When deciding to see a live show, my thought process follows two paths. I will either see a show because I find the music inspiring and poetically melodic, or because the artist knows how to entertain. Empire of the Sun, known for their electronic new wave music, falls into the entertainment category. Walking into the venue, I knew that I was not there to be lyrically stimulated, but to watch a fully rehearsed performance. I was thrilled to finally experience the live version of their 2008 hit singles “We Are the People” and “Walking On a Dream”, which had become the soundtrack to my summer that year. The performance of both songs exceeded my expectations, and left my memory of those songs intact… and possibly loving them even more.
The Australian band formed in 2008, and is most notably known for their double-platinum album, Walking On a Dream. However, members Luke Steele and Nick Littlemore originally united as Pnau, which then transformed to Empire of the Sun a year later. In June 2013, almost five years later, Empire of the Sun released their second album, Ice On the Dune, with the song “Alive” creating some momentum in the electronic music world.
Although I was expecting an entertaining show, I still had no expectations of what was to come. Having watched a few of the band’s music videos, I could tell their appearance was inspired by artists like David Bowie and Roxy Music. Nevertheless, when Empire of the Sun made their extravagant entrance on stage, I was surprised to say the least. Wearing a large headpiece resembling that of a crown, lead singer Luke Steele emerged on stage with smoke machines and dancers all around. I had not been to a show with live dancers since I attended Britney Spears in 1998. Were the dancers necessary for Britney Spears? Yes. Were the dancers necessary for Empire of the Sun? Definitely no. I was not sure whether to focus on Luke Steele, or the four dancers who were lacking coordination skills throughout the entire show.
On the other hand, I was impressed by the connection Empire of the Sun had with the audience. As the show began, everyone left their seat and raced to the front of the auditorium in anticipation for the band to holler “Hey Vancouver!” and then start the beat. Luke Steele happily walked down into the aisles, allowing fans to sing into the microphone and dance side by side. It was refreshing to see an artist not use the stage as a tool of power, but rather an experience created exclusively for the fans. The dynamic between the band and the audience worked harmoniously. There was a sense of equality between Luke Steele and those bellowing out the lyrics to his songs. The audience played as great a part supporting the show as Empire of the Sun did providing genuine entertainment.
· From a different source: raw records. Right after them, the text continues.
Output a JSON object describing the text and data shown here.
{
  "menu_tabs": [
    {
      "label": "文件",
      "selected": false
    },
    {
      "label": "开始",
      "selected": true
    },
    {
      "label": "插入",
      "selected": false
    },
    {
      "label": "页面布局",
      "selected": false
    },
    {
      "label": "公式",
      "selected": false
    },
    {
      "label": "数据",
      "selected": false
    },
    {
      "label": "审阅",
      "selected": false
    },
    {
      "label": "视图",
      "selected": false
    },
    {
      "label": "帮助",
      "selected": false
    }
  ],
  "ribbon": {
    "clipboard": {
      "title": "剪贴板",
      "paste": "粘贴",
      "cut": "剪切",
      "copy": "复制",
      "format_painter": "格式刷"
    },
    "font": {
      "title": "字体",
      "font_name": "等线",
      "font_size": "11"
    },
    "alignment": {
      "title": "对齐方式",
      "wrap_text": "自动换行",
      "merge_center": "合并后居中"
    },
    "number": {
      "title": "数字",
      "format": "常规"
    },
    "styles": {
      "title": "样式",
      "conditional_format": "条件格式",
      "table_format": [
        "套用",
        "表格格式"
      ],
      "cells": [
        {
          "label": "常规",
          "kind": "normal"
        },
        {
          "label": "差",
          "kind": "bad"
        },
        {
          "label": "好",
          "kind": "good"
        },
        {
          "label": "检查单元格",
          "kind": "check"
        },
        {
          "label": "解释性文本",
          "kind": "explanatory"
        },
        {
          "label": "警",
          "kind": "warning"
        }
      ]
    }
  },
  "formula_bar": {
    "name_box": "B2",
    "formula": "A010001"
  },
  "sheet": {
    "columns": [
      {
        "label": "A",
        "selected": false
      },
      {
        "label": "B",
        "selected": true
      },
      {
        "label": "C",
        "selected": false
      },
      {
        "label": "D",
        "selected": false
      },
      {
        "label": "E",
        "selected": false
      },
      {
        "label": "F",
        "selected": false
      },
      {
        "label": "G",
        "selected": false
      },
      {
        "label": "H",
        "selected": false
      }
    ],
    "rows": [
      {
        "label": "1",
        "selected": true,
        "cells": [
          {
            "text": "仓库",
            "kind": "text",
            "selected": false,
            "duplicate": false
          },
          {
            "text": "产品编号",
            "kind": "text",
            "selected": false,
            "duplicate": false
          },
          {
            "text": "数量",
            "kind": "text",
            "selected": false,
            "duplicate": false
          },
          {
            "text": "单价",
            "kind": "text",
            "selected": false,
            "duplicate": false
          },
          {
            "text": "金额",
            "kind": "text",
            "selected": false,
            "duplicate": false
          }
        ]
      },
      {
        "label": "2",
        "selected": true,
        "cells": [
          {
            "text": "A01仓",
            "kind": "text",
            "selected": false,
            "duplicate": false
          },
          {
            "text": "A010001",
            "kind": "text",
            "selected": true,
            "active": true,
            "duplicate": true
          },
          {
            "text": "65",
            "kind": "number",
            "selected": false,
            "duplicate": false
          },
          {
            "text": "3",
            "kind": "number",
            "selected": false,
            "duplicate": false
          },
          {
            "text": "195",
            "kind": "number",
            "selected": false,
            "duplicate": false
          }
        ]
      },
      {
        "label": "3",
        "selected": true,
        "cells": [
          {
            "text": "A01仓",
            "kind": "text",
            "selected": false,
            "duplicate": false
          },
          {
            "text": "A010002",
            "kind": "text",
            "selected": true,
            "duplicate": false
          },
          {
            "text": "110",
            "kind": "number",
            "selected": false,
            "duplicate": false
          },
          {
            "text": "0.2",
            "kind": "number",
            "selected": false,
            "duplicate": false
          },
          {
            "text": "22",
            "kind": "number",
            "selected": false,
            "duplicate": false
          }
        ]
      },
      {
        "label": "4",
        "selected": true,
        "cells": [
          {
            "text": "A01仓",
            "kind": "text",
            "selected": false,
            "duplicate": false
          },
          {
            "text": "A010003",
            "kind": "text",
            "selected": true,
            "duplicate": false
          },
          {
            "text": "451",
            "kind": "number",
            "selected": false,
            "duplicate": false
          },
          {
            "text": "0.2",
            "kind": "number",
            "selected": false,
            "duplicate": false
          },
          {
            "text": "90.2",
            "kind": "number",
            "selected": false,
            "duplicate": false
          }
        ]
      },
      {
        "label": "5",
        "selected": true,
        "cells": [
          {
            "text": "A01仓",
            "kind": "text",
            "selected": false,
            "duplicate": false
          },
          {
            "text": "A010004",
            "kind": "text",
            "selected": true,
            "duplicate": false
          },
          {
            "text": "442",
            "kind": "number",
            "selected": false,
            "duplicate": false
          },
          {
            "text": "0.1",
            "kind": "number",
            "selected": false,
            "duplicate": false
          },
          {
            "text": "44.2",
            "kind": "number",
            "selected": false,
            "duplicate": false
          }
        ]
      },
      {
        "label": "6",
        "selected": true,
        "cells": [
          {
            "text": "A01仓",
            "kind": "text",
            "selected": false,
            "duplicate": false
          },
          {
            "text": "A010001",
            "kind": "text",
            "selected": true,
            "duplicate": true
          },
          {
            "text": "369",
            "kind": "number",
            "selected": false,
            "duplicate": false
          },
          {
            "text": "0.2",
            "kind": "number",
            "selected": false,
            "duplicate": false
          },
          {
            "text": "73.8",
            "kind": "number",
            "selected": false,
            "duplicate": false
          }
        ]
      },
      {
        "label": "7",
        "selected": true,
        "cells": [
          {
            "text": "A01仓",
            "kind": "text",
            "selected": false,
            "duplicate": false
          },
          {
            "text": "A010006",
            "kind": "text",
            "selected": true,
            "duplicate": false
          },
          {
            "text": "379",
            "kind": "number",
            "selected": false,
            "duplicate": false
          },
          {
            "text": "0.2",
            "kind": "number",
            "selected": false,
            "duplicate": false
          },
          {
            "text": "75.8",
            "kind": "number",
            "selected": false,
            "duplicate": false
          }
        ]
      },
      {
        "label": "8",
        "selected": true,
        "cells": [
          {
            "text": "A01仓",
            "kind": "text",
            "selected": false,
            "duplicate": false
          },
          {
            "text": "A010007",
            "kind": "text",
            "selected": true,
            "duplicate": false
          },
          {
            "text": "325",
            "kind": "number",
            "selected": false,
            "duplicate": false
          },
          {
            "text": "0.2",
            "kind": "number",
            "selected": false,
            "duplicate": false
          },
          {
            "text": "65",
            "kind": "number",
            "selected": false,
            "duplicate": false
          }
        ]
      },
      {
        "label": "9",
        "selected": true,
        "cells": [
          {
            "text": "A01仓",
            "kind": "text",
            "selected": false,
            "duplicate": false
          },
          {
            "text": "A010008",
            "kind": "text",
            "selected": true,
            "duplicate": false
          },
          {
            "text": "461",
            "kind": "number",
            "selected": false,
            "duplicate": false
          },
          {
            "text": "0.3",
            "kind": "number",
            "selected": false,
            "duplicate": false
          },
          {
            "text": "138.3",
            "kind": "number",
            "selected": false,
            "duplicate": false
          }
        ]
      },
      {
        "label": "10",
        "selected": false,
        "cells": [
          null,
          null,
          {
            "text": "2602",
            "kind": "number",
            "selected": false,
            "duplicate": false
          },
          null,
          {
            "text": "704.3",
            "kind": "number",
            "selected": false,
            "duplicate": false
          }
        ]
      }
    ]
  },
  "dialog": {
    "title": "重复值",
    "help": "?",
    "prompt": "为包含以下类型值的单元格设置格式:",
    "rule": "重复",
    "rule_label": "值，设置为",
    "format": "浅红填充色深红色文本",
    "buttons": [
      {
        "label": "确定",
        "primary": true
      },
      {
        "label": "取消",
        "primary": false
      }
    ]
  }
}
Overall, my experience was positive. I was a mere acquaintance to the music of Empire of the Sun, but felt I came out with a friendship based on respect. They valued the importance of their fan-base, and I appreciated them for who they were.
Check out the Vancouver Weekly Facebook page for more of Alix’s shots from the Empire of the Sun show.